(YOUR GOAL):
Search the entries for the word "guild" and report each line that has it.

(SOURCE DATA):
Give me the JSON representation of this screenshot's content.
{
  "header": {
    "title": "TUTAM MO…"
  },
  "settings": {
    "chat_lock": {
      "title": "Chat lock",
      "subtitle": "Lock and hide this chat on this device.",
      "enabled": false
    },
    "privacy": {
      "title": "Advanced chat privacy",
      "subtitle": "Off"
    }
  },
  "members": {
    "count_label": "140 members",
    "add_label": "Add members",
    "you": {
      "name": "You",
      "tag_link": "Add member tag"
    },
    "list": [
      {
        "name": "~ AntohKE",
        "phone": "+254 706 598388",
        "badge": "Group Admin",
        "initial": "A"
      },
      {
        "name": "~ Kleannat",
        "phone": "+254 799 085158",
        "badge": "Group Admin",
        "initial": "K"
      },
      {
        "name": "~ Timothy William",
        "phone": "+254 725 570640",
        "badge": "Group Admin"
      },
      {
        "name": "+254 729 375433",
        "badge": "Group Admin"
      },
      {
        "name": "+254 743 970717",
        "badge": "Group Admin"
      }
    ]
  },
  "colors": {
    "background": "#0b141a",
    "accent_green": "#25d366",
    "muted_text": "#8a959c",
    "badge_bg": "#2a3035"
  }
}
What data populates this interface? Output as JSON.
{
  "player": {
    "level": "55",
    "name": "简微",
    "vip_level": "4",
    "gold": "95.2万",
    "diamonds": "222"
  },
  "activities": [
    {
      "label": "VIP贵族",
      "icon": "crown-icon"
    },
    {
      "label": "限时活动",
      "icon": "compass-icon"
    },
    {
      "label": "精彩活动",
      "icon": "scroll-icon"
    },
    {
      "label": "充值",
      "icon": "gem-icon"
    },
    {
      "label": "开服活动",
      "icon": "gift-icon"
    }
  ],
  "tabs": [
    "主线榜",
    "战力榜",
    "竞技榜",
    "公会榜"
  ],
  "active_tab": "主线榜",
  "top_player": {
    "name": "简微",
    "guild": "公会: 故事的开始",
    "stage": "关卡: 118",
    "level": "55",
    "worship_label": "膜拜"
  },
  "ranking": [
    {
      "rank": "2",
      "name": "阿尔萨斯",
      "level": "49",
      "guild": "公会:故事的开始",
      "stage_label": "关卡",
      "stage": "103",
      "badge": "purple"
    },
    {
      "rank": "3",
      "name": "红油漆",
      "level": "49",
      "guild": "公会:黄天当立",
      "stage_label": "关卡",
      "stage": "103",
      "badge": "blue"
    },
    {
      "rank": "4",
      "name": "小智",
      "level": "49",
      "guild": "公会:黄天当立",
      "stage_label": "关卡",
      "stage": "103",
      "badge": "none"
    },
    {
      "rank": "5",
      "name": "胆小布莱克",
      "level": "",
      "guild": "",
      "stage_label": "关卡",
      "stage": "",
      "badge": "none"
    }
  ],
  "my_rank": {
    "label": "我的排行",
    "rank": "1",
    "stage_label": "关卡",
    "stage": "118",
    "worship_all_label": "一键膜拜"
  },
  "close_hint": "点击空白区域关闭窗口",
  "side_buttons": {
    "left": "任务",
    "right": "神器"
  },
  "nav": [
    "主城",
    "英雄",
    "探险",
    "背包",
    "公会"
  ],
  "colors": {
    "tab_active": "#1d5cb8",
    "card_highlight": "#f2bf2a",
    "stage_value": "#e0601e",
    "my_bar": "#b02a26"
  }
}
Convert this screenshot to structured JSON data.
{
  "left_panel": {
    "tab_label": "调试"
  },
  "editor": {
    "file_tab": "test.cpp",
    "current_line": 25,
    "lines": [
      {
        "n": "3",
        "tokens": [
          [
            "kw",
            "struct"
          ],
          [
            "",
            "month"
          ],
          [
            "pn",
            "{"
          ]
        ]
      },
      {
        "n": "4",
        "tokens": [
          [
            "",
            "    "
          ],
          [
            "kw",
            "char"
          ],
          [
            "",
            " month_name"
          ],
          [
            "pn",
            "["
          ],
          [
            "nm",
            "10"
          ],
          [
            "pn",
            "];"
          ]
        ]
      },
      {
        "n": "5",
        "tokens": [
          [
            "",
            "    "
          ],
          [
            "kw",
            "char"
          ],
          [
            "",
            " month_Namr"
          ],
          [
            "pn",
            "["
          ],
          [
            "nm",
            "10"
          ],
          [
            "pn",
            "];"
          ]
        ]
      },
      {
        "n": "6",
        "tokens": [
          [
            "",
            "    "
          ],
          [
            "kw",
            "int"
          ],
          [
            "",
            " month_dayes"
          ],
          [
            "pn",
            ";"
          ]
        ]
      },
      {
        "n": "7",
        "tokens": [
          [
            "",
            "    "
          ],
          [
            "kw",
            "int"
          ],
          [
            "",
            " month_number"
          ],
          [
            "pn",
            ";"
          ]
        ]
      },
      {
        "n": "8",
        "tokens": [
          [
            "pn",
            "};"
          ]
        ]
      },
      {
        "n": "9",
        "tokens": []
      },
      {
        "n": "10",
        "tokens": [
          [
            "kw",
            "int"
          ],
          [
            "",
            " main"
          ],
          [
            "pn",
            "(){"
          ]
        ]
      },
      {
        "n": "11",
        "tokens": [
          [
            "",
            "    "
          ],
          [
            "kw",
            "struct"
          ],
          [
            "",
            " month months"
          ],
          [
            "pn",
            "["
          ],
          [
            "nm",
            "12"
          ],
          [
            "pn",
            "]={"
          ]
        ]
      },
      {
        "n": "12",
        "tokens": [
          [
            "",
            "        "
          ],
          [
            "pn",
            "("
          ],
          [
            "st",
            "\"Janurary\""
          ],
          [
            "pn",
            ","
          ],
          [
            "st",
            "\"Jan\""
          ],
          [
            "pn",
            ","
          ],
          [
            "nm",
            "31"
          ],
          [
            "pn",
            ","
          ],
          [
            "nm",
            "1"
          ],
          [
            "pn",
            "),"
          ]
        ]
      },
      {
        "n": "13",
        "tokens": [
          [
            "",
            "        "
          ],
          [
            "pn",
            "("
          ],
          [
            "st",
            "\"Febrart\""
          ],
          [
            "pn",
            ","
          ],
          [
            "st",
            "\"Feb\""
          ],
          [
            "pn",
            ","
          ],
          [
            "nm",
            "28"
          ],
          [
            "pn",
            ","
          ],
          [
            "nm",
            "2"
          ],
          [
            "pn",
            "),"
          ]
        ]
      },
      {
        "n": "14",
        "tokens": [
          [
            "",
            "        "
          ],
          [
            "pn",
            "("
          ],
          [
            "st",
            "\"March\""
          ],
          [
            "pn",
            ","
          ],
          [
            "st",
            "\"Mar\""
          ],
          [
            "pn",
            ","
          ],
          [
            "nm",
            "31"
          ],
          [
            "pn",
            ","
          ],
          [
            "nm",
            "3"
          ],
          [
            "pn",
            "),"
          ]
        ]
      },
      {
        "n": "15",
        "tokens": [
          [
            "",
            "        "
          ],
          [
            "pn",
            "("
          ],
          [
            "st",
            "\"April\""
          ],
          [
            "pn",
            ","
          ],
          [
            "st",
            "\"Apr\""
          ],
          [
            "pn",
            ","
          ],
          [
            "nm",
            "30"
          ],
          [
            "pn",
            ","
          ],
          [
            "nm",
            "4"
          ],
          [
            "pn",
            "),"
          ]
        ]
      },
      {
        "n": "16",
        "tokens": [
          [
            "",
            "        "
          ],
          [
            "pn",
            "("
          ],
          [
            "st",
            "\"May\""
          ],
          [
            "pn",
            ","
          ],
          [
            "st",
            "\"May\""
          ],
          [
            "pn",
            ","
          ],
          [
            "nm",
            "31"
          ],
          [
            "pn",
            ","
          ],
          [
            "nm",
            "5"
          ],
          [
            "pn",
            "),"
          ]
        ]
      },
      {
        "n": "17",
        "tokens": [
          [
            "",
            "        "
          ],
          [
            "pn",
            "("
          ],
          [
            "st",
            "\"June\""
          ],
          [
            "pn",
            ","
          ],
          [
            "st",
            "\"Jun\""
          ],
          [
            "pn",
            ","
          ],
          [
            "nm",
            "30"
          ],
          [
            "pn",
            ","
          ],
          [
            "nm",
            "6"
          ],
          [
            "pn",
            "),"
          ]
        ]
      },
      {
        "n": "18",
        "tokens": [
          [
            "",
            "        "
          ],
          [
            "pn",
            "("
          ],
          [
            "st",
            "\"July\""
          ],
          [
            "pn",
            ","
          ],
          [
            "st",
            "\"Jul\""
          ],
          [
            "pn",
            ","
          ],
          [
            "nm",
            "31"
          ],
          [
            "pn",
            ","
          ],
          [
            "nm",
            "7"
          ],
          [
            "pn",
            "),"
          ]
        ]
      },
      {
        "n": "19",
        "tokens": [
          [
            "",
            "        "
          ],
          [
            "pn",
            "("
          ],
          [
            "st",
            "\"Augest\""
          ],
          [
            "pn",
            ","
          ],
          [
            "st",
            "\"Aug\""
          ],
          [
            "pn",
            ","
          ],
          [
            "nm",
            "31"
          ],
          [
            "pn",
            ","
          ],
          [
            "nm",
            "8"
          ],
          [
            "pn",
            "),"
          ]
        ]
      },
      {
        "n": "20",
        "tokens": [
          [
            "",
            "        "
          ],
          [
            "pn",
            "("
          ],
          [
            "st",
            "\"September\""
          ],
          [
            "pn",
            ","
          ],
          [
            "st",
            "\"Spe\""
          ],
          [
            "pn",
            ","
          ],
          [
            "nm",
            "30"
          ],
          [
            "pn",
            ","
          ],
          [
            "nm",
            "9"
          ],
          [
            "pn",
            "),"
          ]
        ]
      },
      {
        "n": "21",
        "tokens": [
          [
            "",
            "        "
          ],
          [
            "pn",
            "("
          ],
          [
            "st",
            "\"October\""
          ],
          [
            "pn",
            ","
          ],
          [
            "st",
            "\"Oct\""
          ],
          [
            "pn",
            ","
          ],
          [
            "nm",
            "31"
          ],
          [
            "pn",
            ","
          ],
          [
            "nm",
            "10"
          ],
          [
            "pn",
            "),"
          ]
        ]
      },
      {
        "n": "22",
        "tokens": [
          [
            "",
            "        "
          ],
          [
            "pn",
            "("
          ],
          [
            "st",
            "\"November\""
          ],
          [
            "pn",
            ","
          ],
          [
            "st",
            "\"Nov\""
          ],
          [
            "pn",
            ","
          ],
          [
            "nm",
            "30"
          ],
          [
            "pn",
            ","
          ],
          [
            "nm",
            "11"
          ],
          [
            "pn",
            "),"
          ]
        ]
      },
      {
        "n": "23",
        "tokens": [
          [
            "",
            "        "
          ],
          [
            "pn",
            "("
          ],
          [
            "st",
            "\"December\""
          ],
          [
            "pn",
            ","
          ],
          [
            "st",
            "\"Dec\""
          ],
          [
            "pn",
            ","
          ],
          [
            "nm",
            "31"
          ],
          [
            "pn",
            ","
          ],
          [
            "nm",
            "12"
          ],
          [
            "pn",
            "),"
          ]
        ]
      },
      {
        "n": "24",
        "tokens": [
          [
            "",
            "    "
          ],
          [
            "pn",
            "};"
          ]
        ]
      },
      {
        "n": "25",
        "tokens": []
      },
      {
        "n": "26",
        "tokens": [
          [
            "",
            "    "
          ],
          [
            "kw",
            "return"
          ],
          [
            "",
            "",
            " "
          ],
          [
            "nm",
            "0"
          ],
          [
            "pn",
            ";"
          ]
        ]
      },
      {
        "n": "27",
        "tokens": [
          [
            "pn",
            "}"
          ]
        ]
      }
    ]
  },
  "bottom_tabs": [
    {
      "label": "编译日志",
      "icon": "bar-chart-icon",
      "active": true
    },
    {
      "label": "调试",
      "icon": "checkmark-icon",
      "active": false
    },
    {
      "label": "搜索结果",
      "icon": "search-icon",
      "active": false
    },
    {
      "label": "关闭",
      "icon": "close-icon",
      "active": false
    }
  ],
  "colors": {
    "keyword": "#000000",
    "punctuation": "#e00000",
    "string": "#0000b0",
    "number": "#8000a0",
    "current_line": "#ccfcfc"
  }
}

(SOLVED PROBLEM):
    "guild": "公会: 故事的开始",
      "guild": "公会:故事的开始",
      "guild": "公会:黄天当立",
      "guild": "公会:黄天当立",
      "guild": "",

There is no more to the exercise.